To put it in perspective it took me months and months to get to that speed. It took printing every 4th cycle or more to begin. I thought that I was doing good with every other cycle when I hit that milestone. Being able to hit every impression now makes the projects move pretty quickly.


I hope to one day be able to feed 500 an hour… right now I am at about 250 with 1 or 2 mistakes. I have only done full runs on the press about 4 times so I guess I am doing alright with the speed so far.

1000 an hour would be awesome
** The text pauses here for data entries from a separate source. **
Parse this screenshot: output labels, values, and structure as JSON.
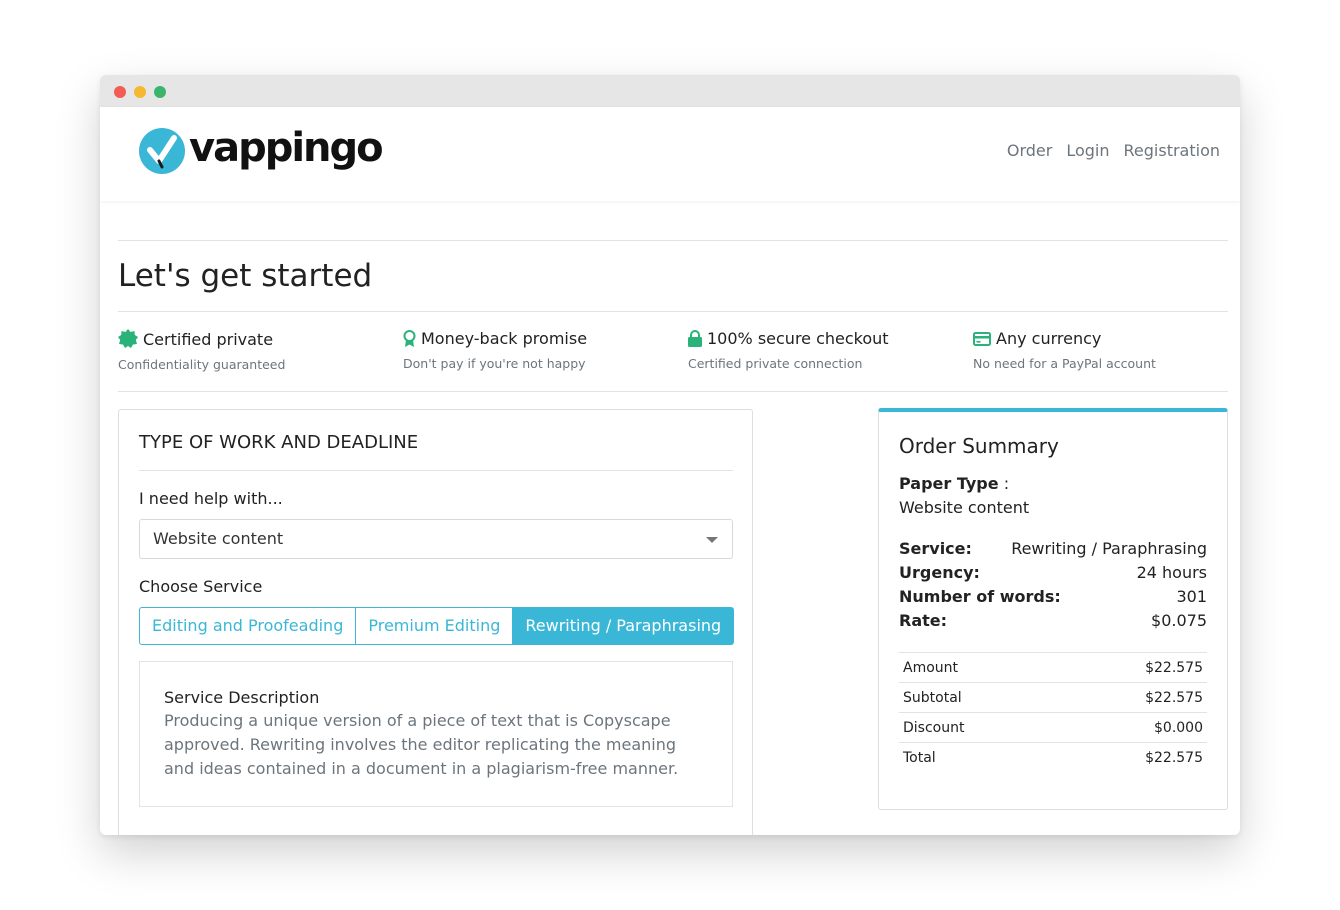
{
  "colors": {
    "accent": "#3ab7d6",
    "icon_green": "#2ab27b",
    "muted": "#6c757d"
  },
  "brand": {
    "name": "vappingo",
    "logo_icon": "checkmark-badge-icon"
  },
  "nav": {
    "items": [
      "Order",
      "Login",
      "Registration"
    ]
  },
  "page": {
    "title": "Let's get started"
  },
  "features": [
    {
      "icon": "certified-badge-icon",
      "title": "Certified private",
      "subtitle": "Confidentiality guaranteed"
    },
    {
      "icon": "award-ribbon-icon",
      "title": "Money-back promise",
      "subtitle": "Don't pay if you're not happy"
    },
    {
      "icon": "lock-icon",
      "title": "100% secure checkout",
      "subtitle": "Certified private connection"
    },
    {
      "icon": "credit-card-icon",
      "title": "Any currency",
      "subtitle": "No need for a PayPal account"
    }
  ],
  "form": {
    "heading": "TYPE OF WORK AND DEADLINE",
    "help_label": "I need help with...",
    "help_value": "Website content",
    "service_label": "Choose Service",
    "services": [
      "Editing and Proofeading",
      "Premium Editing",
      "Rewriting / Paraphrasing"
    ],
    "active_service": "Rewriting / Paraphrasing",
    "description": {
      "title": "Service Description",
      "text": "Producing a unique version of a piece of text that is Copyscape approved. Rewriting involves the editor replicating the meaning and ideas contained in a document in a plagiarism-free manner."
    }
  },
  "summary": {
    "title": "Order Summary",
    "paper_type_label": "Paper Type",
    "paper_type_sep": " :",
    "paper_type_value": "Website content",
    "details": [
      {
        "label": "Service:",
        "value": "Rewriting / Paraphrasing"
      },
      {
        "label": "Urgency:",
        "value": "24 hours"
      },
      {
        "label": "Number of words:",
        "value": "301"
      },
      {
        "label": "Rate:",
        "value": "$0.075"
      }
    ],
    "totals": [
      {
        "label": "Amount",
        "value": "$22.575"
      },
      {
        "label": "Subtotal",
        "value": "$22.575"
      },
      {
        "label": "Discount",
        "value": "$0.000"
      },
      {
        "label": "Total",
        "value": "$22.575"
      }
    ]
  }
}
This has been discussed on the Letpress forum. The last part of your question intrigues me. I had the same curiosity and found the answer in a book about 19th century type setting. The Swifts: Printers in the Age of Typesetting Races by Walker Rumble. The various newspapers used to have contest between their fastest composition men and women. One page shows a full page that one of them set. In 7 pt type, in under an hour with only 3 typos. Those were because of bad distribution in the case, a letter being in the wrong compartment, not because the type setter picked up the wrong letter. These people were so fast that their hands were moving constantly. They got paid by the line so it is no wonder that they got so fast. If you get a chance, read the book.